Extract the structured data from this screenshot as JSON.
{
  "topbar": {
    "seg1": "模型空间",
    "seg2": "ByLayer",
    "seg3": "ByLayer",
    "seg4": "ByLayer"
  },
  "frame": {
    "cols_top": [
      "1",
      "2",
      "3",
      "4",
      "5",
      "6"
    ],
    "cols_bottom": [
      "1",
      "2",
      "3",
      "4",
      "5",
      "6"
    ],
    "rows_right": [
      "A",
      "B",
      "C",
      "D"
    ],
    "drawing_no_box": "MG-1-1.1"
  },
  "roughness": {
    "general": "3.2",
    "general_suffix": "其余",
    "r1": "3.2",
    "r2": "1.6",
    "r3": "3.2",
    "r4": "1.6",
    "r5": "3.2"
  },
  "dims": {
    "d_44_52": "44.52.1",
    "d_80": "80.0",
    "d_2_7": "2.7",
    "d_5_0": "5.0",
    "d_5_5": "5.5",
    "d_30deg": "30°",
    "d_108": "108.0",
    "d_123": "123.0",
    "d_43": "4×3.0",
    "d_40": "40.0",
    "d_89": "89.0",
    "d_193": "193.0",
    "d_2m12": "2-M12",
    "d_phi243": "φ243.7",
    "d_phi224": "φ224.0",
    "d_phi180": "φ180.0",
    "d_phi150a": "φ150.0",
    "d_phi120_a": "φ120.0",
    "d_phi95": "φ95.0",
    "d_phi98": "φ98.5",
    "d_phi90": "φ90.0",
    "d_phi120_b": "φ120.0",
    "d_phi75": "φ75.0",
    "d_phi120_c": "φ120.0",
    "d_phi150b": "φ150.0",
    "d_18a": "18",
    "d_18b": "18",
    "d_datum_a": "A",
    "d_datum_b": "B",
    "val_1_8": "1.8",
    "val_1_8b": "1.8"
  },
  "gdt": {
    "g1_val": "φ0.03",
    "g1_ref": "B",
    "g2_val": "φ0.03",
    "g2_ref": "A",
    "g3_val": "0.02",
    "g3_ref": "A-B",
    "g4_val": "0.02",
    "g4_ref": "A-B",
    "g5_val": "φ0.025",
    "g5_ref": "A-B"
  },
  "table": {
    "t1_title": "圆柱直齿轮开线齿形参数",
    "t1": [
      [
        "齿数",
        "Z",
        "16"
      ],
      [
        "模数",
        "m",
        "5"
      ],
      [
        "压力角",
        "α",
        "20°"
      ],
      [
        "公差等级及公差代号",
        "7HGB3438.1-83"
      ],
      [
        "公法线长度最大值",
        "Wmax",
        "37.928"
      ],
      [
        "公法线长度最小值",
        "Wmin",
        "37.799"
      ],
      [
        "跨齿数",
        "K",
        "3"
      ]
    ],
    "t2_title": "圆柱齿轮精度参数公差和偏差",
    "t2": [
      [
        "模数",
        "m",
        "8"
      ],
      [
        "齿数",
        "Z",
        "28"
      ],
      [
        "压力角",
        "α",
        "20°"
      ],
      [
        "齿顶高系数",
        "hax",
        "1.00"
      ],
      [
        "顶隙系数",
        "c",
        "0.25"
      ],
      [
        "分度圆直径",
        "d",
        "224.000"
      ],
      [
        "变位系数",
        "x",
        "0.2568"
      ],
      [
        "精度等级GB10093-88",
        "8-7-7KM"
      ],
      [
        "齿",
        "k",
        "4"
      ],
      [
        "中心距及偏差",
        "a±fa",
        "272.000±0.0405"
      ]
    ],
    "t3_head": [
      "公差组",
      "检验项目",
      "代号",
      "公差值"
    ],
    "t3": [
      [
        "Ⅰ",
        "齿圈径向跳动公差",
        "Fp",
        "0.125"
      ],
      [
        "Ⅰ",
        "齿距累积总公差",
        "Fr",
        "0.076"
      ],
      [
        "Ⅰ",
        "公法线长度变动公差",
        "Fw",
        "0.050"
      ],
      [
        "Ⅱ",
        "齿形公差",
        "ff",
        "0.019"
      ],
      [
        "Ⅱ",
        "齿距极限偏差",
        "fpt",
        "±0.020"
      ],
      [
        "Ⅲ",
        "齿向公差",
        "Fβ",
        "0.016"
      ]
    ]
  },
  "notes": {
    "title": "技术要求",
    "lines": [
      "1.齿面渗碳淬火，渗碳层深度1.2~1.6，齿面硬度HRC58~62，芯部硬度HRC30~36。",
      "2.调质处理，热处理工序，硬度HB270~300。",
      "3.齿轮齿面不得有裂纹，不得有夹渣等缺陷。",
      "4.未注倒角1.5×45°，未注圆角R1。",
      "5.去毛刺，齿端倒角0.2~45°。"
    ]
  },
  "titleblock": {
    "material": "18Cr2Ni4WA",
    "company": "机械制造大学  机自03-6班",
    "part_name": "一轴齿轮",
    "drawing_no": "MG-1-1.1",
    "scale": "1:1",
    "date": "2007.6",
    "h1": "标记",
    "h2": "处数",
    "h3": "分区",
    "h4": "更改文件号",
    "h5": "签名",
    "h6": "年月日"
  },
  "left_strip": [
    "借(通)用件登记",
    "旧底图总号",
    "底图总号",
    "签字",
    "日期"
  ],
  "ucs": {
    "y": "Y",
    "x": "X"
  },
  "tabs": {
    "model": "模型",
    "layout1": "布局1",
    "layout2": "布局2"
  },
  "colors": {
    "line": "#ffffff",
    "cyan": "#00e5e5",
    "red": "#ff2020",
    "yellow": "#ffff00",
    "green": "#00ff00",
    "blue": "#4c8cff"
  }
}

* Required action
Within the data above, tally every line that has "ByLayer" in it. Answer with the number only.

* Result of this exercise
3